If you are using Google Merchant Center (which you should be), there are a few KPIs you will want to track on the platform.
Not only are you able to buy shopping ads using Google Merchant Center, but you now have free listings to promote your products organically.
Track how many orders you’ve received through the Google Merchant center as a result of optimized product listings.
To get a better understanding of the impact of your listing SEO, you can also refer to total sales.
10. Core Web Vitals
It wouldn’t be 2021 if we didn’t talk about Core Web Vitals.
Core Web Vitals is a direct measurement of page experience that Google has explicitly said is a ranking factor.
As an ecommerce site, slow pages can be the difference between making money and bouncing a user. And I think we both know which is better for your business.
Core Web Vitals are tracked in Search Console, and the ideal measurements are as follows from Google:

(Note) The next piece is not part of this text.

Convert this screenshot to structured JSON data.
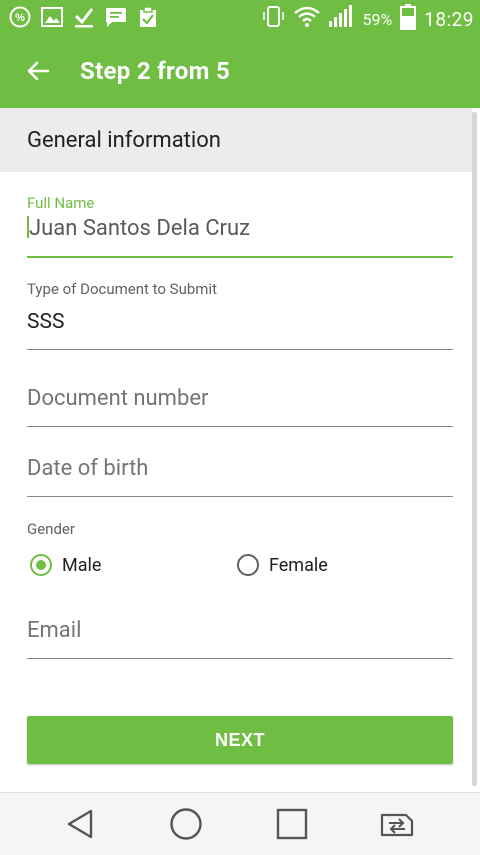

- Largest Contentful Paint (LCP): measures loading performance. To provide a good user experience, LCP should occur within 2.5 seconds of when the page first starts loading.
- First Input Delay (FID): measures interactivity. To provide a good user experience, pages should have a FID of 100 milliseconds or less.
- Cumulative Layout Shift (CLS): measures visual stability. To provide a good user experience, pages should maintain a CLS of 0.1. or less.
11. Return on Investment
This KPI may be calculated differently for everyone. Remember, you are always investing in a strategy, even if it isn’t paid.
To have a strategy executed, you will be investing in time or money — or both.
Time might be contained to your time only, but it may involve a team. When calculating your time investment, each person’s time should be accounted for and given a value.
Is your time worth $50/hr? $100/hr? Multiply each person’s time investment by their respective hourly value to calculate their investment.
If you are paying a team to execute SEO for you, that will be part of your investment. However, the price of tools, collateral, etc. should also be calculated and included.
And lastly, the cost of goods sold should also be included in your total investment.
Once you’ve calculated your total investment, divide your revenue by your total investment to get your true ROI.
I live by the mantra, “Track it before you need it.” Grab your benchmark numbers, and get to tracking!
Tracking concrete KPIs that you use to gauge success will help you with your SEO strategy moving forward.
- SEO for Ecommerce Websites: A Step-By-Step Guide
- 15 Mistakes New Ecommerce Sites Make All Too Often
- Ecommerce Marketing: The Definitive Guide
All screenshots taken by author, May 2021